The Covid-19 pandemic abruptly halted the real estate sector. The immediate effect on the office sector was extreme, with most companies switching to remote working, and as we navigate our way through the new normal the purpose of the office has become a hot topic of discussion.
The office has traditionally been the heart of a business and while the majority of the UK workforce has proven that remote working can be effective in the short term, a physical space is still required to fuel productivity, creativity and collaboration, foster company cultures and develop junior staff.
From an investment perspective, against all the odds, prime central London offices remain an attractive asset. They have experienced relatively little volatility in pricing and headline rents through the past three months. A gap in the market has already emerged between prime offices and the rest.
Before Covid-19 arrived, central London already faced a significant supply crunch over the next few years. This will have been exacerbated by weaker market confidence, a temporary shortage of materials, the difficulty of running sites while adhering to social distancing guidelines and rising debt financing costs.
Despite numerous whispers that Covid-19 might be the death of office space, it is, in fact, the opposite. While occupiers have realised that staff can work from home, they have also woken up to the ever-increasing occupational density they have undergone.
The role of the office in collaboration, innovation, culture, talent attraction and learning has been reinforced. De-densification will balance out an increase in flexible working as businesses evolve how they bring staff together. Occupiers are also beginning to realise that if staff work from home full-time, with no personal relationships, they are entering a global job market. What is the incentive to keep UK-based staff if you never meet them?
The need for high-quality office space will be vital in a post-Covid world. Staff have to want to come to work and invest in their commute in a flexible working world. A focus on a ‘healthy building’ is now added to wellness and sustainability.
We have focused on smart technologies such as touch-free access, UV sterilisation and adaptable air filtration and ventilation, which will be highly sought after. Newly designed offices can incorporate this technology as well as provide green terraces, gyms, cafés, bars and other amenities that make an office attractive.
From an investment perspective, against all odds, central London offices remain attractive
The London office market is seeing an increase in refurbishment opportunities due to the longevity of the natural cycle of real estate. By transforming outdated buildings into Covid-safe offices and adding value, the capital’s office market has the opportunity to create strategic assets that offer successful, long-term investment opportunities.
Furthermore, real estate, along with other alternative asset classes, continues to provide a relatively attractive yield in a low-interest-rate world. The office sector has had the strongest rent collection levels among commercial sectors in the aftermath of the pandemic. This is coupled with persistent, strong investor demand for assets in London.
This search for yield and appetite for London, combined with a growing gap between prime and secondary stock and the constrained supply pipeline, means central London offices that can be repositioned for the new post-Covid world provide an exciting opportunity. It is our job to deliver offices that staff want to work in and commute to, that are innovative, bold and forward-thinking.

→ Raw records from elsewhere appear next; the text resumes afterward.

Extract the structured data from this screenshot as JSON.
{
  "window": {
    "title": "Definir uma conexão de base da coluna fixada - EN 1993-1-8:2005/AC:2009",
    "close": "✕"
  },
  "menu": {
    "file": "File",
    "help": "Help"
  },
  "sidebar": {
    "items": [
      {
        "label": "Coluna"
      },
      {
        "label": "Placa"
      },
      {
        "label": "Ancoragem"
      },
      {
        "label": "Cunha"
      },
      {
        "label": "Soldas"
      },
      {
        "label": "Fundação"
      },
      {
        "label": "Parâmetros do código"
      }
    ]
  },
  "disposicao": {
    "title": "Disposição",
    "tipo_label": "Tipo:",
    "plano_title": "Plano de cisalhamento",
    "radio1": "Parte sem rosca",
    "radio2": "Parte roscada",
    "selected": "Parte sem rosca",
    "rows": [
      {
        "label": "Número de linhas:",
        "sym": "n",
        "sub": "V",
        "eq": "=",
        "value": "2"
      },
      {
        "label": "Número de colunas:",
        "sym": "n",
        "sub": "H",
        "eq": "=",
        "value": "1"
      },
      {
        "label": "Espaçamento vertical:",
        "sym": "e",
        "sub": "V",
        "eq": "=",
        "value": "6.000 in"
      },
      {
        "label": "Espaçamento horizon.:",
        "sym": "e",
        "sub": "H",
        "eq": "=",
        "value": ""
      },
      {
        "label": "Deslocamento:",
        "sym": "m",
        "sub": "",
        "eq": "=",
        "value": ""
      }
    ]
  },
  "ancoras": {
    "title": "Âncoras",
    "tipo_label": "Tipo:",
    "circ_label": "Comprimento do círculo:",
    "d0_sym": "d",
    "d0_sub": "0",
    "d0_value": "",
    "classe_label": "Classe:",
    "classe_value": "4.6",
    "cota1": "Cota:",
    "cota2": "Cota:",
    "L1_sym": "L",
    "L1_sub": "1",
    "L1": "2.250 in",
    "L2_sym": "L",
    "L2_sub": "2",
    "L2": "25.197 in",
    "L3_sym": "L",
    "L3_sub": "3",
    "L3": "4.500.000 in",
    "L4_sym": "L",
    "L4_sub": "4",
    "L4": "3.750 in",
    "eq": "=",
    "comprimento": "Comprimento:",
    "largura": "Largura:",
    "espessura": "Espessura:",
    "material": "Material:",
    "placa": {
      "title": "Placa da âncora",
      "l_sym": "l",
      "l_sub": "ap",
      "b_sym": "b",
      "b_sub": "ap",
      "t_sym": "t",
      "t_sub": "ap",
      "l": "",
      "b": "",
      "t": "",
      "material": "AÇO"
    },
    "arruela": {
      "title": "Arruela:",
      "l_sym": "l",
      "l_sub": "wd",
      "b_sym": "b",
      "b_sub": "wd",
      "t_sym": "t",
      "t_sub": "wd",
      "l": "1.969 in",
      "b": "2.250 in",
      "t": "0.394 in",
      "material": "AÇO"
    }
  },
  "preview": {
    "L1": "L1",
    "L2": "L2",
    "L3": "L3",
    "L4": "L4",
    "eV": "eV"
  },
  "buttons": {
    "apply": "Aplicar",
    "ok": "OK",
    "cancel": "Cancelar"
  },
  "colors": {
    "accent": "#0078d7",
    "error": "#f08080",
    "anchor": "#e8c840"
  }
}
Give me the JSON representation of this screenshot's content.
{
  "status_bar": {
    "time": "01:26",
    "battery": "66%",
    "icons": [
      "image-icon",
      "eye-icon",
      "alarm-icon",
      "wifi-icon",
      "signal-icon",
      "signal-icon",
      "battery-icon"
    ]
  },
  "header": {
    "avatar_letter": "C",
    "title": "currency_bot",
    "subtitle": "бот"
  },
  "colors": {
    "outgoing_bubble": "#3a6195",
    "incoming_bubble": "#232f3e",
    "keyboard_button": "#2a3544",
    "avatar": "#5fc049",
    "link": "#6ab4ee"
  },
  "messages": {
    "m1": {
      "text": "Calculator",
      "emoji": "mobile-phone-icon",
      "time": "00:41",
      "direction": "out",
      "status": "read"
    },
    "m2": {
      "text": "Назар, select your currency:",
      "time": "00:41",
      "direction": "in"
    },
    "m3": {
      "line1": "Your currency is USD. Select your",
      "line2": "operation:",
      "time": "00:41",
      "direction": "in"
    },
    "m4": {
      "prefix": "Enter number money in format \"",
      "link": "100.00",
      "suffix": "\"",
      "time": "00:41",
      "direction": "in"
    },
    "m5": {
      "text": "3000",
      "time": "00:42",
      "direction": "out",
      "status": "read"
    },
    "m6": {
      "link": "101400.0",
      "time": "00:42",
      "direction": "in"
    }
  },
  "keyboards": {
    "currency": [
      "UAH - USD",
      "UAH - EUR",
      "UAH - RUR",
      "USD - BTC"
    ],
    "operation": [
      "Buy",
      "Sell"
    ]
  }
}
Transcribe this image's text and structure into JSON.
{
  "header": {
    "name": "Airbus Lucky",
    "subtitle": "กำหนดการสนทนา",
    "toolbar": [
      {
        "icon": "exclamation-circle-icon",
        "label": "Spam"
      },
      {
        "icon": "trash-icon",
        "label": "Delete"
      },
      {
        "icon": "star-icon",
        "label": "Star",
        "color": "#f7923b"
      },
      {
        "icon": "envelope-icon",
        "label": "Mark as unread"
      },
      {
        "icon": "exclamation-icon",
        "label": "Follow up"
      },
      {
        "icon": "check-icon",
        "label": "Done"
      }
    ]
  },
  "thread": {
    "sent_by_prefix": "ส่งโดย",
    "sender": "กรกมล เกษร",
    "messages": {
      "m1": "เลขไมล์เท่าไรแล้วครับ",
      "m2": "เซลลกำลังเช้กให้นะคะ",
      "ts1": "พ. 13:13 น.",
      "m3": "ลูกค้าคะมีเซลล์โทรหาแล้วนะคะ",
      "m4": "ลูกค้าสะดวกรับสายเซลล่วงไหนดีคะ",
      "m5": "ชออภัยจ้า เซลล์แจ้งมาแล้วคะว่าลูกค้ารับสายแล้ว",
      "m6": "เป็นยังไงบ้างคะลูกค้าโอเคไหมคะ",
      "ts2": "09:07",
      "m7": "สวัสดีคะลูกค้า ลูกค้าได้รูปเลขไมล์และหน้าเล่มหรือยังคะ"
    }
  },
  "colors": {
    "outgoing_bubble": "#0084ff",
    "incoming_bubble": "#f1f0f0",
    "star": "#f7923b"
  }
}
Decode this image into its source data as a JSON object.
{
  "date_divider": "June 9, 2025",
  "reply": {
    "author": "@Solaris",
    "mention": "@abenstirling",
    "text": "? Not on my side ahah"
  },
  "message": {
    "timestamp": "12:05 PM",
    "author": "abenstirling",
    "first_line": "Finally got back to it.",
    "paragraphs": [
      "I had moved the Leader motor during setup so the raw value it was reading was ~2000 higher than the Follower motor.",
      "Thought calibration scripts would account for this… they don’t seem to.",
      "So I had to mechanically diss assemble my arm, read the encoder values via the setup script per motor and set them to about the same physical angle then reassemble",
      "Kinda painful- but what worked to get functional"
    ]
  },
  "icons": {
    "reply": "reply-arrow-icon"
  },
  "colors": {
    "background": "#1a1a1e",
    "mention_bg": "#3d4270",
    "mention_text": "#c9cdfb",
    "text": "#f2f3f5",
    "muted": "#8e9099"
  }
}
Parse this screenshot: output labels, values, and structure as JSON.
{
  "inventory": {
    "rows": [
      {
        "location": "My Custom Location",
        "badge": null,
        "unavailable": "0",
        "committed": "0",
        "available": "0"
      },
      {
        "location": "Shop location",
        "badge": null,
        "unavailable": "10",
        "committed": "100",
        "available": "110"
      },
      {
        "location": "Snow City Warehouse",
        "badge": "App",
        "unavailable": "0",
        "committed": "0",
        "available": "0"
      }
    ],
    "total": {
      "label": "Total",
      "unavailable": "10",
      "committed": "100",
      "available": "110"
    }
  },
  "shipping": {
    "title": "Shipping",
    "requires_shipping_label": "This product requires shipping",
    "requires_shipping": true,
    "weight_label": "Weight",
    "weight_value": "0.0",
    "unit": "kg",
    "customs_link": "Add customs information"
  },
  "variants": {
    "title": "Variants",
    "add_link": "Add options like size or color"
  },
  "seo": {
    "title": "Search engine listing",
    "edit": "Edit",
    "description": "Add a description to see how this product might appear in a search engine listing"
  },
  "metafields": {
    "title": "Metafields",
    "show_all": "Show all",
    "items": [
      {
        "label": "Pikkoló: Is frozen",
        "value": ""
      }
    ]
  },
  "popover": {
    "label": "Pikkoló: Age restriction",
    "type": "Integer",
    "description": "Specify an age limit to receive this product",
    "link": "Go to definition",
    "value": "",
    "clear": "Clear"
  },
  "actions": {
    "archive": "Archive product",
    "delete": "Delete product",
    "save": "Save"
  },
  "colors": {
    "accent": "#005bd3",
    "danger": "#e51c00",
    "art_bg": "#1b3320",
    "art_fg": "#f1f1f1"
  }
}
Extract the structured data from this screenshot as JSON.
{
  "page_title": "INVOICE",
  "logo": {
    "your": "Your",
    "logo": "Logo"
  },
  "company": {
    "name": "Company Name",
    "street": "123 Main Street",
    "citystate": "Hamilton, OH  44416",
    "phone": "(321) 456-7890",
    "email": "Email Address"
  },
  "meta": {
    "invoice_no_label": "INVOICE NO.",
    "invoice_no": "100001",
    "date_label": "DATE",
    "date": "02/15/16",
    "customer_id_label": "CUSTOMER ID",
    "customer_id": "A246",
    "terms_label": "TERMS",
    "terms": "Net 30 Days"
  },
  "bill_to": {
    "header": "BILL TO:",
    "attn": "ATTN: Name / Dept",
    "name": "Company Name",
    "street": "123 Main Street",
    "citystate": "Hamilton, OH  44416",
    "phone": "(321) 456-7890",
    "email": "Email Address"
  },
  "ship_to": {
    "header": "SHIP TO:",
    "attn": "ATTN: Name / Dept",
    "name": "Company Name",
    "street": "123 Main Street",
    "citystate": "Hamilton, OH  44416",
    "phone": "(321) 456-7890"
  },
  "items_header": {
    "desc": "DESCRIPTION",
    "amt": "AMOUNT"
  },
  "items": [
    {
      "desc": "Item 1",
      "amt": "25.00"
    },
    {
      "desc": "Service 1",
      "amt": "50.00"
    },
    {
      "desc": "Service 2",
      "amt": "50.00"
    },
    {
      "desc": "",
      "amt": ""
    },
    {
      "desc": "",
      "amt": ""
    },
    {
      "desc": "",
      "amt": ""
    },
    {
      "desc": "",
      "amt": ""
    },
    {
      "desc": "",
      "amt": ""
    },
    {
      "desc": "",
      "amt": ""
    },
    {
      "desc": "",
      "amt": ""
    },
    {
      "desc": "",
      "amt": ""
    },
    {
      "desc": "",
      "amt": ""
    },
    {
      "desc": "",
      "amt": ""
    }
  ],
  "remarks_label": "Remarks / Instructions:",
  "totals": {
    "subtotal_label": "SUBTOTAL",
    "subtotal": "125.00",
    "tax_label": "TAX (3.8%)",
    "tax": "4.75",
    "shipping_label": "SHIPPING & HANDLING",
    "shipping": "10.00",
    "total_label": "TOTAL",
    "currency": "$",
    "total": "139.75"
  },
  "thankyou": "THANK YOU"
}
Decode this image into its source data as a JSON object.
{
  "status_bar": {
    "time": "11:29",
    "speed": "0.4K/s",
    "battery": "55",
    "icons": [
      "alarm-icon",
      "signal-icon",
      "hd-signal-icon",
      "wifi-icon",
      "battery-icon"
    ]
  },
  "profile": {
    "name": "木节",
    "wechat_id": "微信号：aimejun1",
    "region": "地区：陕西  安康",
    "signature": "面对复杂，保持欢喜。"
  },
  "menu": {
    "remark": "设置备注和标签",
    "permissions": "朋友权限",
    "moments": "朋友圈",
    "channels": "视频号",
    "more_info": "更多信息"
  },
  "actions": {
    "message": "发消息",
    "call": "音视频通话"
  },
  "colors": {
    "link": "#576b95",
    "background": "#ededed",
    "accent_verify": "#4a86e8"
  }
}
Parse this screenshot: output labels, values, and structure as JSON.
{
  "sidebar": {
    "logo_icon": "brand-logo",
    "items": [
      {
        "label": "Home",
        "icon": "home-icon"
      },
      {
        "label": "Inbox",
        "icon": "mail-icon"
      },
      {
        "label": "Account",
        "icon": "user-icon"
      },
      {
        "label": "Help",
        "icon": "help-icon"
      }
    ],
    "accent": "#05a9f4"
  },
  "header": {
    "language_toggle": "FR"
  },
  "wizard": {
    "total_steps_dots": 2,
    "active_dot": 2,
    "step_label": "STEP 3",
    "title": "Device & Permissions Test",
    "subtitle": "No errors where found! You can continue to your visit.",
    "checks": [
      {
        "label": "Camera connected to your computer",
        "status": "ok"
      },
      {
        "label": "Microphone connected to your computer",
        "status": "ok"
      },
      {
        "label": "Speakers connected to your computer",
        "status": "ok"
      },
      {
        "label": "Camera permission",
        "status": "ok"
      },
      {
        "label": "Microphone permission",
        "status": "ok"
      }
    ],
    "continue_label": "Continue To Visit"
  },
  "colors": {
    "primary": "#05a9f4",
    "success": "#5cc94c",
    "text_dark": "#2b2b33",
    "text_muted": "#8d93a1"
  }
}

To ensure a greater return, the key is to create the right asset that meets the needs of forward-thinking occupiers with a slightly reordered list of priorities. Ultimately, we are a social species and want the social interaction we are accustomed to from the office. Throughout history, we have gravitated towards communities and even the deadliest of viruses will not change that.
Julian Neave is a partner at Quadrant